The Lomography Smartphone Film Scanner was something of an impulse purchase after I spotted it in the shop during a recent visit to the Design Museum. It’s a little gadget for mounting a phone camera in a way that allows you to “scan” 35mm negatives. I was aware the product had come out a fair few years ago now, and was originally selling for nearly £60. I was also aware that people hadn’t exactly been excited by the results at the time.
The scanner was now down to £35, and I wondered what results might be possible with the better cameras in today’s smartphones. Looking online, I could see the Smartphone Scanner was just about sold out everywhere, and so I decided to hand over the cash and make the purchase.
Once home, I excitedly opened the nicely presented package, took the bits out, worked out which batteries I needed, and assembled it all together. It essential consists of a section with a backlit panel to pull the negative over, three stacking plastic extenders to raise the camera above the film and then an adjustable clamp section to fix the phone into the correct position.
The film I’d developed the previous week was to hand so I had a go with that, inserting the negative into the slot on the side and then using a knob on the side to draw it through.
One of the original complaints I’d read in reviews of the Scanner was that because a standard smartphone camera can only get so close to the film and stay in focus, the negative would only take up about a quarter of the total image, require some deep cropping in to tidy up the picture, as can be seen below.

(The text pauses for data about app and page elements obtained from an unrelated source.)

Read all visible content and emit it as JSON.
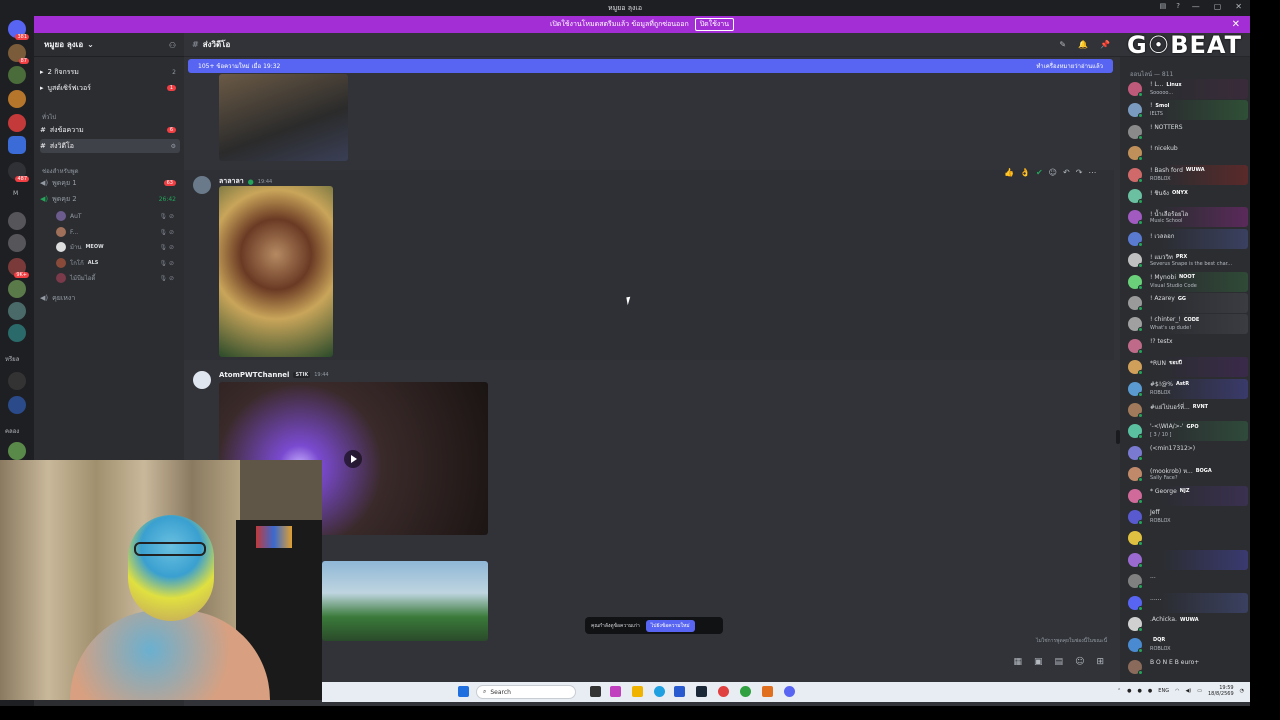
{
  "window": {
    "title": "หมูยอ ลุงเอ",
    "controls": [
      "—",
      "▢",
      "✕"
    ]
  },
  "banner": {
    "text": "เปิดใช้งานโหมดสตรีมแล้ว ข้อมูลที่ถูกซ่อนออก",
    "button": "ปิดใช้งาน",
    "close": "✕"
  },
  "guilds": {
    "badges": [
      "381",
      "87",
      "487",
      "9K+"
    ],
    "labels": [
      "M",
      "หรียล",
      "คลอง"
    ]
  },
  "server": {
    "name": "หมูยอ ลุงเอ",
    "rows": [
      {
        "label": "2 กิจกรรม",
        "badge": "2"
      },
      {
        "label": "บูสต์เซิร์ฟเวอร์",
        "badge": "1"
      }
    ],
    "category1": "ทั่วไป",
    "channels": [
      {
        "label": "ส่งข้อความ",
        "badge": "6"
      },
      {
        "label": "ส่งวิดีโอ"
      }
    ],
    "category2": "ช่องสำหรับพูด",
    "voice": [
      {
        "label": "พูดคุย 1",
        "badge": "63"
      },
      {
        "label": "พูดคุย 2",
        "time": "26:42"
      }
    ],
    "voice_users": [
      {
        "name": "AuT",
        "tag": ""
      },
      {
        "name": "F...",
        "tag": ""
      },
      {
        "name": "ม้าน",
        "tag": "MEOW"
      },
      {
        "name": "โกโก้",
        "tag": "ALS"
      },
      {
        "name": "ไม้บีมไอดี้",
        "tag": ""
      }
    ],
    "afk": "คุยเหงา"
  },
  "chat": {
    "channel": "ส่งวิดีโอ",
    "new_messages": "105+ ข้อความใหม่ เมื่อ 19:32",
    "mark_read": "ทำเครื่องหมายว่าอ่านแล้ว",
    "messages": [
      {
        "author": "ลาลาลา",
        "time": "19:44"
      },
      {
        "author": "AtomPWTChannel",
        "tag": "STIK",
        "time": "19:44"
      }
    ],
    "toast_text": "คุณกำลังดูข้อความเก่า",
    "toast_button": "ไปยังข้อความใหม่",
    "typing": "ไม่ใช่การพูดคุยในช่องนี้ในขณะนี้"
  },
  "logo": "G☉BEAT",
  "members": {
    "header": "ออนไลน์ — 811",
    "list": [
      {
        "name": "! L...",
        "tag": "Linux",
        "sub": "Sooooo...",
        "color": "#3a2b3a"
      },
      {
        "name": "!",
        "tag": "Smol",
        "sub": "IELTS",
        "color": "#2f4f36"
      },
      {
        "name": "! NOTTERS",
        "tag": "",
        "sub": "",
        "color": "#2b2d31"
      },
      {
        "name": "! nicekub",
        "tag": "",
        "sub": "",
        "color": "#2b2d31"
      },
      {
        "name": "! Bash ford",
        "tag": "WUWA",
        "sub": "ROBLOX",
        "color": "#5a2a2a"
      },
      {
        "name": "! ชินจัง",
        "tag": "ONYX",
        "sub": "",
        "color": "#2b2d31"
      },
      {
        "name": "! น้ำเลือร้อยไล",
        "tag": "",
        "sub": "Music School",
        "color": "#5a2a5a"
      },
      {
        "name": "! เวลลอก",
        "tag": "",
        "sub": "",
        "color": "#3a4060"
      },
      {
        "name": "! แมววิท",
        "tag": "PRX",
        "sub": "Severus Snape is the best char...",
        "color": "#2b2d31"
      },
      {
        "name": "! Mynobi",
        "tag": "NOOT",
        "sub": "Visual Studio Code",
        "color": "#2f4a36"
      },
      {
        "name": "! Azarey",
        "tag": "GG",
        "sub": "",
        "color": "#3a3c42"
      },
      {
        "name": "! chinter_!",
        "tag": "CODE",
        "sub": "What's up dude!",
        "color": "#3a3c42"
      },
      {
        "name": "!? testx",
        "tag": "",
        "sub": "",
        "color": "#2b2d31"
      },
      {
        "name": "*RUN",
        "tag": "ขอบปี",
        "sub": "",
        "color": "#3a2a4a"
      },
      {
        "name": "#$!@%",
        "tag": "AstR",
        "sub": "ROBLOX",
        "color": "#3a3a6a"
      },
      {
        "name": "#แย่โปบอร์ที่...",
        "tag": "RVNT",
        "sub": "",
        "color": "#2b2d31"
      },
      {
        "name": "'-<\\WIA/>-'",
        "tag": "GPO",
        "sub": "[ 3 / 10 ]",
        "color": "#2f4a3a"
      },
      {
        "name": "(<min17312>)",
        "tag": "",
        "sub": "",
        "color": "#2b2d31"
      },
      {
        "name": "(mookrob) ห...",
        "tag": "BOGA",
        "sub": "Sally Face?",
        "color": "#2b2d31"
      },
      {
        "name": "* George",
        "tag": "NJZ",
        "sub": "",
        "color": "#3a3050"
      },
      {
        "name": "Jeff",
        "tag": "",
        "sub": "ROBLOX",
        "color": "#2b2d31"
      },
      {
        "name": "",
        "tag": "",
        "sub": "",
        "color": "#2b2d31"
      },
      {
        "name": "",
        "tag": "",
        "sub": "",
        "color": "#3a3a70"
      },
      {
        "name": "...",
        "tag": "",
        "sub": "",
        "color": "#2b2d31"
      },
      {
        "name": "......",
        "tag": "",
        "sub": "",
        "color": "#3a4060"
      },
      {
        "name": ".Achicka.",
        "tag": "WUWA",
        "sub": "",
        "color": "#2b2d31"
      },
      {
        "name": "",
        "tag": "DQR",
        "sub": "ROBLOX",
        "color": "#2b2d31"
      },
      {
        "name": "B O N E B euro+",
        "tag": "",
        "sub": "",
        "color": "#2b2d31"
      }
    ]
  },
  "taskbar": {
    "search": "Search",
    "lang": "ENG",
    "time": "19:59",
    "date": "18/8/2569"
  }
}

The iPhone 11 Pro has a 2x “zoom” lens and I thought it might be possible to use that to get better results with less cropping in, so I set the phone to 2x and mounted the phone in the clamp. It took seconds to whip my way through a couple of strips of film, simply moving each frame into place, taking a picture, and then winding onto the next shot. In the time it would take to scan one image on a flatbed scanner, you could almost shoot an entire film with the Smartphone Film Scanner.
Unfortunately the time you save with the scanning you’ll spend cropping, flipping, rotating, inverting and correcting each frame. The native Photos app doesn’t seem to have an “Invert” tool (if there IS one somebody please tell me) so I used Photoshop Express to do that and did the rest of the fixes in Photos.
Side note: Lomography did create a LomoScanner app to help shortcut some of the faffing about image editing, I had a play but unfortunately it’s garbage, outputting 0.9MP images that aren’t worth looking at.
Back to the initial scans. Looking at the edited images, I was not at all impressed. The beautiful detailed pictures I had seen the previous week out of my Epson V550 were reduced to a dappled watercolour-like fuzzy mess. Not just at pixel-peeping level either, just viewing the entire image on the phone it was obvious the quality wasn’t very good. My disappointment was overwhelming.
My next thoughts went to wondering if would be possible to improve the result by controlling the ISO and using the lowest possible setting. The built in Camera app doesn’t allow such manual intervention, so I installed ProCamera7 in order to fiddle with the settings myself. This is where I got really confused.
Selecting the 2x lens, I could not get the image into focus. No matter what settings I changed, the negative was a blur. After much faffing about, I realised that the iOS Camera app is even cleverer and tricksy than I had imagined. When selecting the 2x option, if you’re focussing on something very near the camera, it actually just uses the standard lens and crops in digitally because the the minimum focussing distance on the 2x lens has been exceeded. It does all this very quietly and discreetly so the user never knows. Clever old Apple. But not useful for this situation. I had been using the standard lens all along.
The only other thing I could try was reducing the ISO, so I set it in ProCamera7 to 32 and took the photo.
As can be seen, the result is no better than that from the Camera app. I used the Gallery feature in ProCamera7 to inspect the metadata from both versions, and it turns out that Camera had used ISO32 in the first place. So after all that I was no better off using a different app.
Which means this is the best that can be achieved with the Lomography Smartphone Scanner. It’s really not great. The only use case I can think of is for whizzing through a freshly developed negative to create a quick and dirty digital “contact sheet” so that you can identify which frames you want to spend time properly scanning later. But then the Preview function on a flatbed scanner will allow you to do something similar with less effort.
So I’m not sure who or what it’s good for really.
1/10, wouldn’t recommend.